◆ Problem statement
Print what the records say exactly, and omit the pictures.

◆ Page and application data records
· · · ·

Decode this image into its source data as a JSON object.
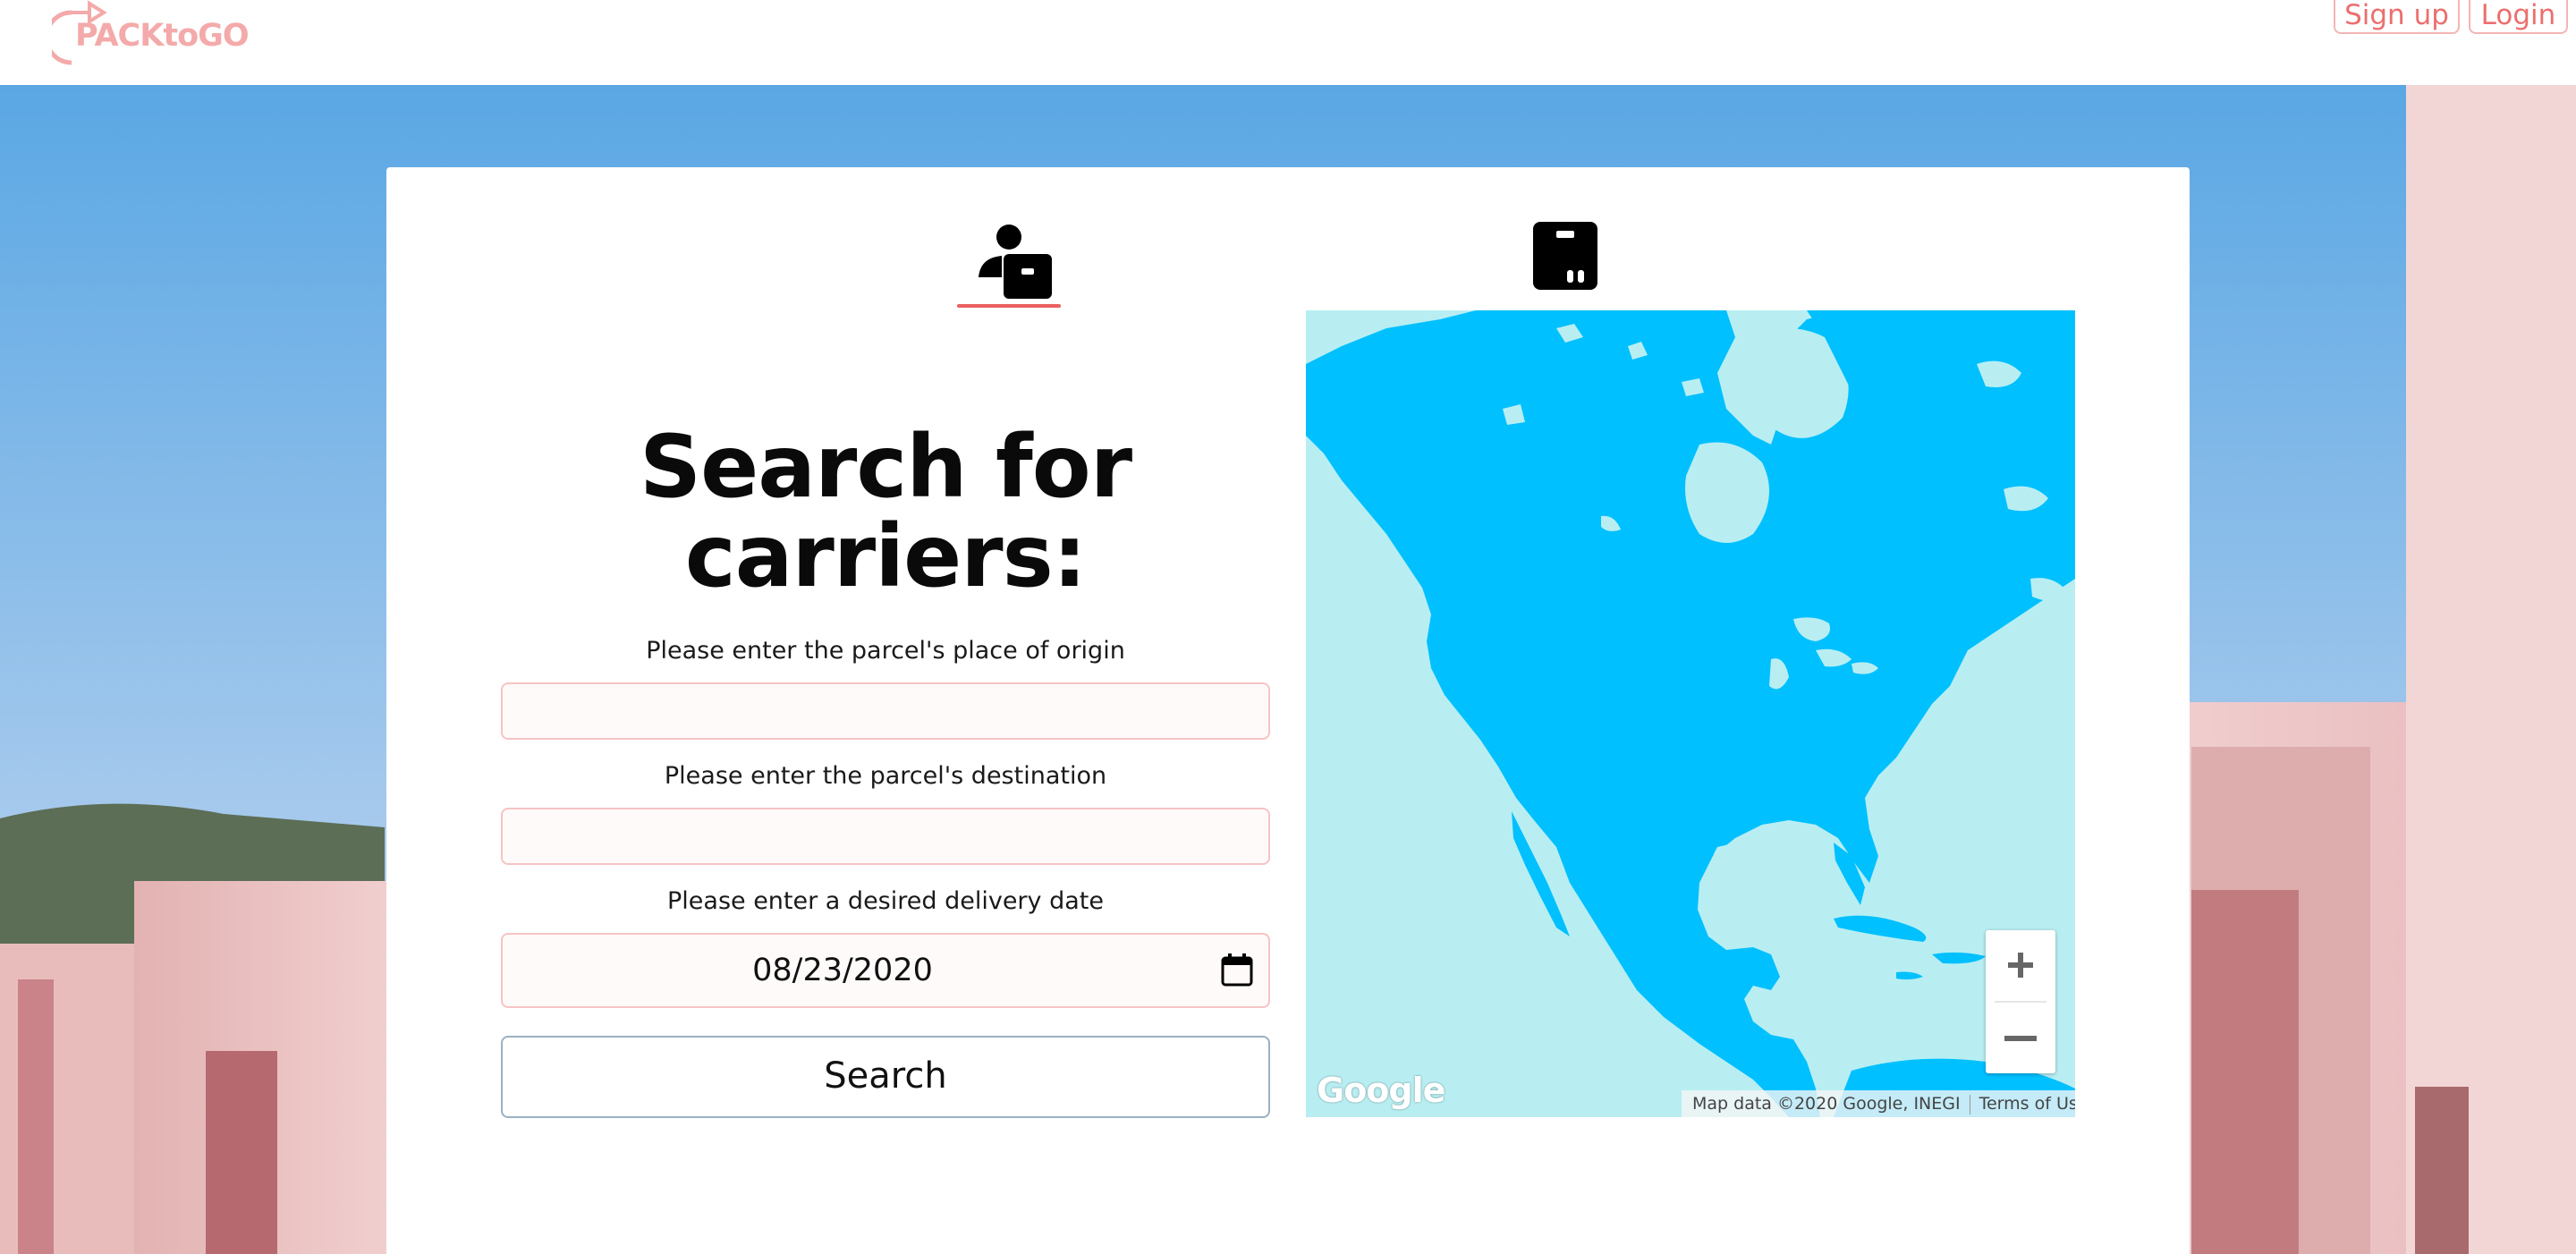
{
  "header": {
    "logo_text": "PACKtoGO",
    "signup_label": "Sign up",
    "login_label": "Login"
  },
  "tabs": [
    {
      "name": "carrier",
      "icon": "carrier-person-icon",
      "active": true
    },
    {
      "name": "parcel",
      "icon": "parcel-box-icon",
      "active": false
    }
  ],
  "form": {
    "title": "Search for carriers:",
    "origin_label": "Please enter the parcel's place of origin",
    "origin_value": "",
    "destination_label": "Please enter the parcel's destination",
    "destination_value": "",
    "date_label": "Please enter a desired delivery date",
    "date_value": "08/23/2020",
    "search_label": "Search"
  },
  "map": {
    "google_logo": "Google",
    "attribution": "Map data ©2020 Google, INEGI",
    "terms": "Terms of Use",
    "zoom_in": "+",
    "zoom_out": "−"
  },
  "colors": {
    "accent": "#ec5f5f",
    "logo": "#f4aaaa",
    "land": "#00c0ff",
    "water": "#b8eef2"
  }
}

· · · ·

◆ Exercise output
Decode this image into its source data as a JSON object.
{
  "header": {
    "logo_text": "PACKtoGO",
    "signup_label": "Sign up",
    "login_label": "Login"
  },
  "tabs": [
    {
      "name": "carrier",
      "icon": "carrier-person-icon",
      "active": true
    },
    {
      "name": "parcel",
      "icon": "parcel-box-icon",
      "active": false
    }
  ],
  "form": {
    "title": "Search for carriers:",
    "origin_label": "Please enter the parcel's place of origin",
    "origin_value": "",
    "destination_label": "Please enter the parcel's destination",
    "destination_value": "",
    "date_label": "Please enter a desired delivery date",
    "date_value": "08/23/2020",
    "search_label": "Search"
  },
  "map": {
    "google_logo": "Google",
    "attribution": "Map data ©2020 Google, INEGI",
    "terms": "Terms of Use",
    "zoom_in": "+",
    "zoom_out": "−"
  },
  "colors": {
    "accent": "#ec5f5f",
    "logo": "#f4aaaa",
    "land": "#00c0ff",
    "water": "#b8eef2"
  }
}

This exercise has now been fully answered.